__Exercise details__:
Go over the entries and report the lines where the word "this" occurs.

(Provided data)

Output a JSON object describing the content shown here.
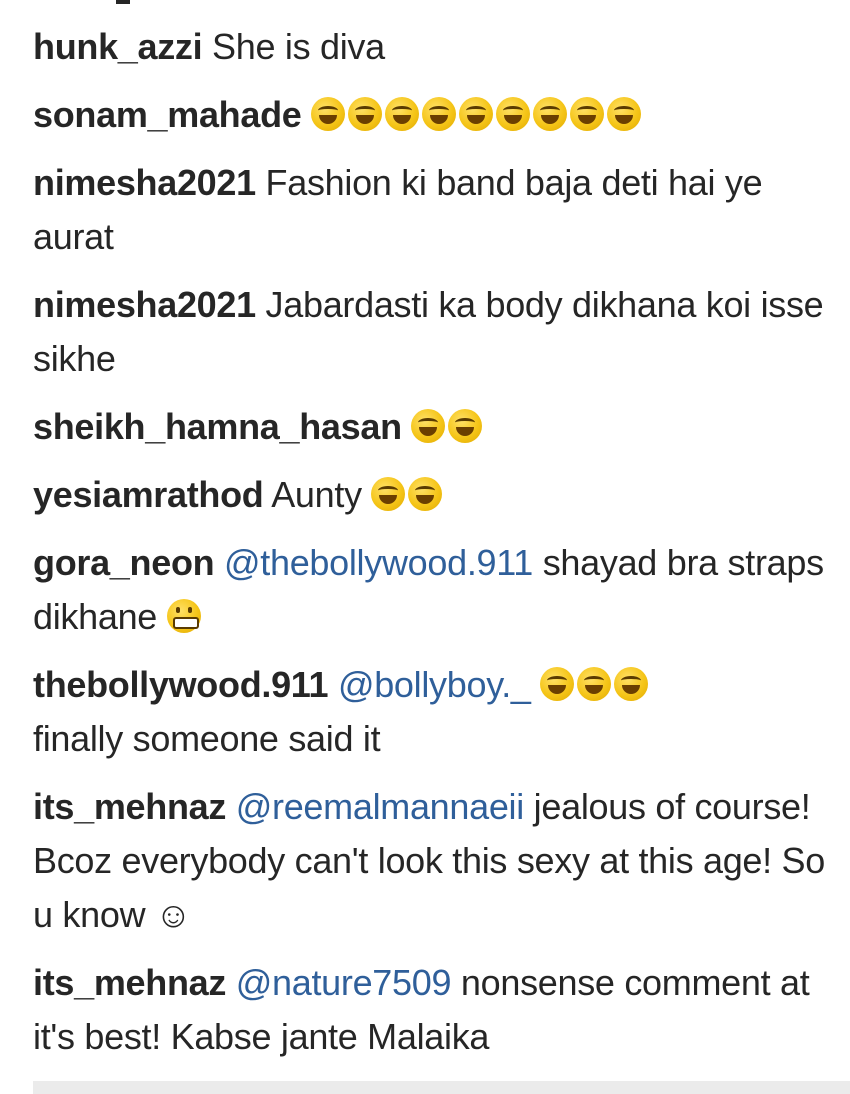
{
  "comments": [
    {
      "user": "hunk_azzi",
      "mention": "",
      "text": "She is diva",
      "emojis": [],
      "suffix": ""
    },
    {
      "user": "sonam_mahade",
      "mention": "",
      "text": "",
      "emojis": [
        "laugh",
        "laugh",
        "laugh",
        "laugh",
        "laugh",
        "laugh",
        "laugh",
        "laugh",
        "laugh"
      ],
      "suffix": ""
    },
    {
      "user": "nimesha2021",
      "mention": "",
      "text": "Fashion ki band baja deti hai ye aurat",
      "emojis": [],
      "suffix": ""
    },
    {
      "user": "nimesha2021",
      "mention": "",
      "text": "Jabardasti ka body dikhana koi isse sikhe",
      "emojis": [],
      "suffix": ""
    },
    {
      "user": "sheikh_hamna_hasan",
      "mention": "",
      "text": "",
      "emojis": [
        "laugh",
        "laugh"
      ],
      "suffix": ""
    },
    {
      "user": "yesiamrathod",
      "mention": "",
      "text": "Aunty",
      "emojis": [
        "laugh",
        "laugh"
      ],
      "suffix": ""
    },
    {
      "user": "gora_neon",
      "mention": "@thebollywood.911",
      "text": "shayad bra straps dikhane",
      "emojis": [
        "grin"
      ],
      "suffix": ""
    },
    {
      "user": "thebollywood.911",
      "mention": "@bollyboy._",
      "text": "",
      "emojis": [
        "laugh",
        "laugh",
        "laugh"
      ],
      "suffix": "finally someone said it"
    },
    {
      "user": "its_mehnaz",
      "mention": "@reemalmannaeii",
      "text": "jealous of course! Bcoz everybody can't look this sexy at this age! So u know ☺",
      "emojis": [],
      "suffix": ""
    },
    {
      "user": "its_mehnaz",
      "mention": "@nature7509",
      "text": "nonsense comment at it's best! Kabse jante Malaika",
      "emojis": [],
      "suffix": ""
    }
  ],
  "colors": {
    "username": "#262626",
    "mention": "#2f5f9a",
    "emoji": "#f5c518"
  },
  "icons": {
    "laugh": "face-with-tears-of-joy-icon",
    "grin": "grimacing-face-icon"
  }
}
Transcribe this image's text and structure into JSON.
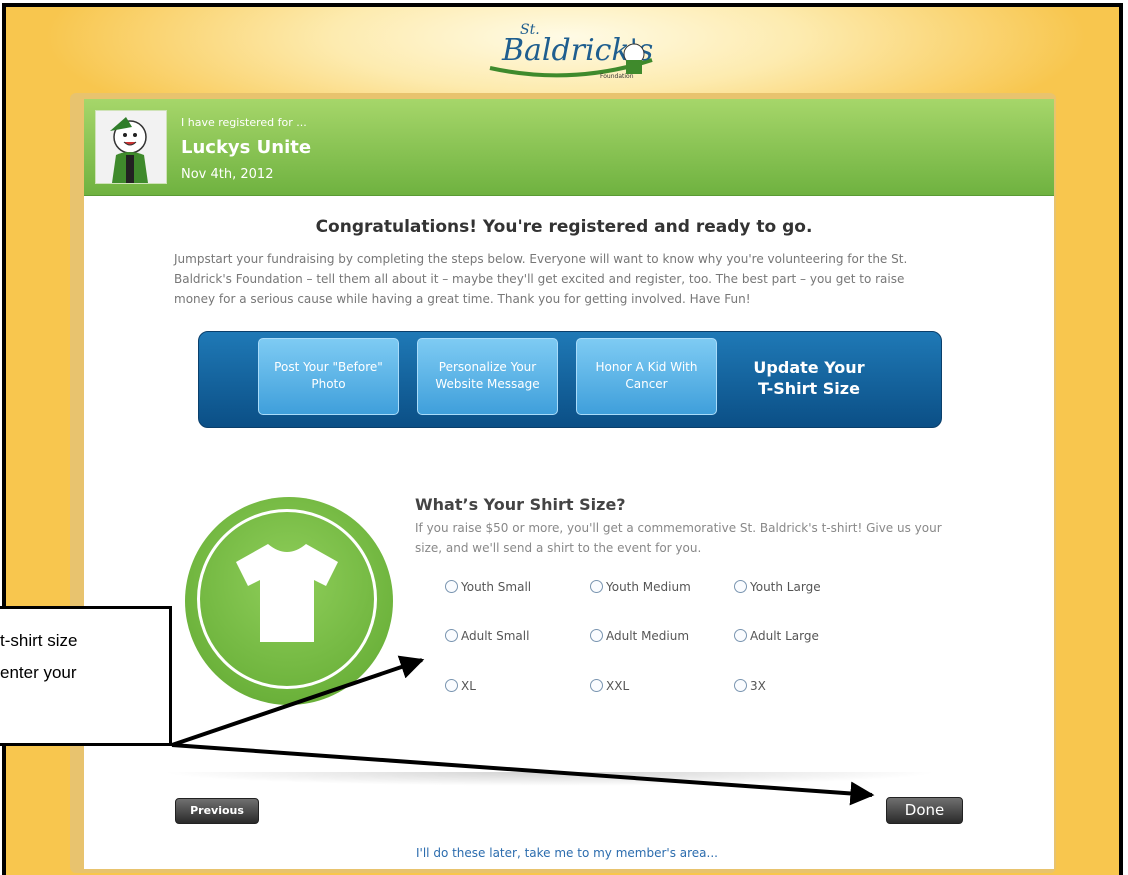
{
  "logo": {
    "name": "St. Baldrick's",
    "subtitle": "Foundation"
  },
  "header": {
    "registered_label": "I have registered for ...",
    "event_title": "Luckys Unite",
    "event_date": "Nov 4th, 2012"
  },
  "main": {
    "congrats_title": "Congratulations! You're registered and ready to go.",
    "intro_text": "Jumpstart your fundraising by completing the steps below. Everyone will want to know why you're volunteering for the St. Baldrick's Foundation – tell them all about it – maybe they'll get excited and register, too. The best part – you get to raise money for a serious cause while having a great time. Thank you for getting involved. Have Fun!"
  },
  "steps": [
    {
      "label": "Post Your \"Before\" Photo"
    },
    {
      "label": "Personalize Your Website Message"
    },
    {
      "label": "Honor A Kid With Cancer"
    }
  ],
  "active_step": {
    "line1": "Update Your",
    "line2": "T-Shirt Size"
  },
  "shirt": {
    "question": "What’s Your Shirt Size?",
    "description": "If you raise $50 or more, you'll get a commemorative St. Baldrick's t-shirt! Give us your size, and we'll send a shirt to the event for you.",
    "options": [
      "Youth Small",
      "Youth Medium",
      "Youth Large",
      "Adult Small",
      "Adult Medium",
      "Adult Large",
      "XL",
      "XXL",
      "3X"
    ]
  },
  "buttons": {
    "previous": "Previous",
    "done": "Done"
  },
  "later_link": "I'll do these later, take me to my member's area...",
  "callout": {
    "line1": "t-shirt size",
    "line2": "enter your"
  },
  "colors": {
    "header_green": "#6fb240",
    "step_blue": "#1f79b6",
    "background_yellow": "#f8c64e",
    "link_blue": "#2b6cae"
  }
}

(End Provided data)

__Task answer__:
      "text": "jealous of course! Bcoz everybody can't look this sexy at this age! So u know ☺",
Transcribe this image's text and structure into JSON.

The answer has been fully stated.